Most academic research labs do not have any (official) structure. This makes sense since scientists do their best work when they are as unconstrained as possible and any sign of hierarchy decreases creativity and innovation. I get that. But when we started to have more than 20 lab members, I did find it essential to delegate certain mentoring/oversight role and to organize the lab.
So we decided to organize the lab into three teams: target identification (role of oscillations in behavior and psychiatric symptoms, systems and cognitive neuroscience), target engagement (how to brain activity patterns respond to stimulation, enhance temporal and spatial targeting, computational neuroscience, in vitro experiments), and target validation (clinical trials to see if our new brain stimulation paradigms actually help to change lives!). There is no "classical hierarchy" but each team has one postdoc who takes the role of the team facilitator. They help mentor team members and organize a weekly meeting of the team at which I am on purpose not present. Just because ideas will flow more freely and people will be less nervous when I am not there. Hate those facts but that is part of being a PI. I meet with the team facilitators every week to discuss what issues have come up and require my attention.
We have implemented this change few months ago and overall things are going really well. I have more time to focus on scientific and mentoring challenges and at the same time I have empowered the lab to be a team of awesome scientists even when I am not present! I will do my usual annual anonymous survey at the end of the year and will offer a follow up post on how this reorganization is perceived by the lab members.
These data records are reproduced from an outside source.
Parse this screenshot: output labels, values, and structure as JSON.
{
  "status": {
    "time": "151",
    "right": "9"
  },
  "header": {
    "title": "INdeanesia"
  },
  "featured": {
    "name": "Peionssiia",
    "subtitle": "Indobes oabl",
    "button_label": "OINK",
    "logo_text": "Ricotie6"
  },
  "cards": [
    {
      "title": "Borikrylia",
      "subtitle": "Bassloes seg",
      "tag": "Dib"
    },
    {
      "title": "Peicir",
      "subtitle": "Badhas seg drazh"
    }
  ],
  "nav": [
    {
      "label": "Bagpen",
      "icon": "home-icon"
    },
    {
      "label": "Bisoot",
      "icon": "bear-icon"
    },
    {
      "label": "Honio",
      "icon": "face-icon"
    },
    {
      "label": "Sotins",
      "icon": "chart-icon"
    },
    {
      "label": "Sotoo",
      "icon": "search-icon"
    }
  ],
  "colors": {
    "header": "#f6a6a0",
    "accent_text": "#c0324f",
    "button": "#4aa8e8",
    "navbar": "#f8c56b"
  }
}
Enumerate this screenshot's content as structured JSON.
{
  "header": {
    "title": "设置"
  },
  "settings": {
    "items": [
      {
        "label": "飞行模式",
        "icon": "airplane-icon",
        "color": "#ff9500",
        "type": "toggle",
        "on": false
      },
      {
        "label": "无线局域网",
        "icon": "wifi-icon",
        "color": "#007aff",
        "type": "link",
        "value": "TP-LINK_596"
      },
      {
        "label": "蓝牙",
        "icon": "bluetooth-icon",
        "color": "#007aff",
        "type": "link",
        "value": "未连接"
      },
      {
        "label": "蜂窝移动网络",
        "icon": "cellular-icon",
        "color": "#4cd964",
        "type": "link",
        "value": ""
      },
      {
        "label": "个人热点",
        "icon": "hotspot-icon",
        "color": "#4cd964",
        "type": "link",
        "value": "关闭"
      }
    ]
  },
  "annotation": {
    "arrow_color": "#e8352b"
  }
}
Here is my slide on how the lab and our science is organized. The pictures are stock photos from shutterstock.com.